**Exercise description:** What is the number of lines in these entries that include "content"? Write that number and no other text.

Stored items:
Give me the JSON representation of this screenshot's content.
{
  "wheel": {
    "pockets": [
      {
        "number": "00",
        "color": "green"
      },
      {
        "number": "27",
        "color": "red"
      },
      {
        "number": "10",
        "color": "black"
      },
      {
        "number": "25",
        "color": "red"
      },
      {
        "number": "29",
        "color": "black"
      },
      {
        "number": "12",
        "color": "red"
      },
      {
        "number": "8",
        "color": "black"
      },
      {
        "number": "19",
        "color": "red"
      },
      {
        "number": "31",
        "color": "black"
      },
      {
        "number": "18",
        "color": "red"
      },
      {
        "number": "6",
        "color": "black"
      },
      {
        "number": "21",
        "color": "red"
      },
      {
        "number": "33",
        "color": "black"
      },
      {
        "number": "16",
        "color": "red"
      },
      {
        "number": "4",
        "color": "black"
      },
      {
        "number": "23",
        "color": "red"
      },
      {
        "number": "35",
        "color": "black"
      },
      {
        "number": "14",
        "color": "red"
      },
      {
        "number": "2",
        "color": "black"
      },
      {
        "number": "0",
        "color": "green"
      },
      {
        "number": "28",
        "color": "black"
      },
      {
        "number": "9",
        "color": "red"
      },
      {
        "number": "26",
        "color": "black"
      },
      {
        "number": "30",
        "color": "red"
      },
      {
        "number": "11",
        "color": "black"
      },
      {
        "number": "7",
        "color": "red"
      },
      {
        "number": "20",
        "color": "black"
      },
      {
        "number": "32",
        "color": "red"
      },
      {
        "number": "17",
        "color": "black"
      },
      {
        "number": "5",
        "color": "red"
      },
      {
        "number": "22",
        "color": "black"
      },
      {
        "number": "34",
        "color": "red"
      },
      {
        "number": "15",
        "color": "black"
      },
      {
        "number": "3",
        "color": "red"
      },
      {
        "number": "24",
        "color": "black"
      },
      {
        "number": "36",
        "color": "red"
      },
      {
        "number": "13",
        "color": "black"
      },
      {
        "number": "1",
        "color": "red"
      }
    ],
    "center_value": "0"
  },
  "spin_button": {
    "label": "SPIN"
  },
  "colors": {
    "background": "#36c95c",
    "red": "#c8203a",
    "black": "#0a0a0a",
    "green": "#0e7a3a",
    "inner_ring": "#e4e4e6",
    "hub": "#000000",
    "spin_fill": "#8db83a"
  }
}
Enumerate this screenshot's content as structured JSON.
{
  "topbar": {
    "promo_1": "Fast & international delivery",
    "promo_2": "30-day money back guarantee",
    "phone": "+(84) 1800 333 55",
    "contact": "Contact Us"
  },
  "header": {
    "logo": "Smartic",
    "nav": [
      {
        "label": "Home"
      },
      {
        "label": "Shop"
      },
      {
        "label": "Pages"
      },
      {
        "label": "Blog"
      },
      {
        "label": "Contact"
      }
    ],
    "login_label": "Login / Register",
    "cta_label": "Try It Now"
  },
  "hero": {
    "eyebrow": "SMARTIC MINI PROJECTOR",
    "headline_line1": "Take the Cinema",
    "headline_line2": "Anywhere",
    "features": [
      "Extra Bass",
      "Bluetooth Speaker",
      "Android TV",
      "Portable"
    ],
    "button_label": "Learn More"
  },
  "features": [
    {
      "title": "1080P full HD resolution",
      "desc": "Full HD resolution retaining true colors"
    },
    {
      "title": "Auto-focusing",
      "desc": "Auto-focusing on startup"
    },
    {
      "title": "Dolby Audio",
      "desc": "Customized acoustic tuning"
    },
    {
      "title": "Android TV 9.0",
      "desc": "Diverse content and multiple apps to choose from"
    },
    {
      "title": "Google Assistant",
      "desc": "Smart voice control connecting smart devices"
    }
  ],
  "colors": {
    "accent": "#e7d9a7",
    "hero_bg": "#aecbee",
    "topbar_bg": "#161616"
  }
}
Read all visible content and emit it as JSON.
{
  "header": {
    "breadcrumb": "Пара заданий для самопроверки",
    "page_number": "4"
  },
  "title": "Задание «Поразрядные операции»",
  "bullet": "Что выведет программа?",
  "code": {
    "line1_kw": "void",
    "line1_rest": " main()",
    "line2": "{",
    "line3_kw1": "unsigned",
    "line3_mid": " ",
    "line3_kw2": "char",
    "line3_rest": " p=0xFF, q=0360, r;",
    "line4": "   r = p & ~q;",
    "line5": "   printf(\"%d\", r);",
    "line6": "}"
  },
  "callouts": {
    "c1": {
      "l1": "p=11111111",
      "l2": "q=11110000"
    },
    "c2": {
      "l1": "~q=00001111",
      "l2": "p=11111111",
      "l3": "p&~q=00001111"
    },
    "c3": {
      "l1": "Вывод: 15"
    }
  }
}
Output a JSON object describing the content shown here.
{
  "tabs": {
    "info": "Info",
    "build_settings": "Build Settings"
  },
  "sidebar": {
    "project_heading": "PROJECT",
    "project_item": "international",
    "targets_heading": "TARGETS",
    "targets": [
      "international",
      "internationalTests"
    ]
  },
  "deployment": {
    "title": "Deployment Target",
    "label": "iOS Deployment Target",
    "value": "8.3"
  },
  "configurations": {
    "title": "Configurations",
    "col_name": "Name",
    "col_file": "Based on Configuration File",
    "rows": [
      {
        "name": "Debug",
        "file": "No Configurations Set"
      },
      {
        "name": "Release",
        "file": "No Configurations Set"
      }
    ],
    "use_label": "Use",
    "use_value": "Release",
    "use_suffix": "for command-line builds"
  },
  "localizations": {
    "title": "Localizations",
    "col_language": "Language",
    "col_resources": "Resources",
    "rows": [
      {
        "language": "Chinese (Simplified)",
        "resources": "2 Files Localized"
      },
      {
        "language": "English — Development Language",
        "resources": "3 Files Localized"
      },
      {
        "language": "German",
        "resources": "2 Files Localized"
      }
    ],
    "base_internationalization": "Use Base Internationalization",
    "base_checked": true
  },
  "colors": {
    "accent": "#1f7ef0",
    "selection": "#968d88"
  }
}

**Exercise output:** 5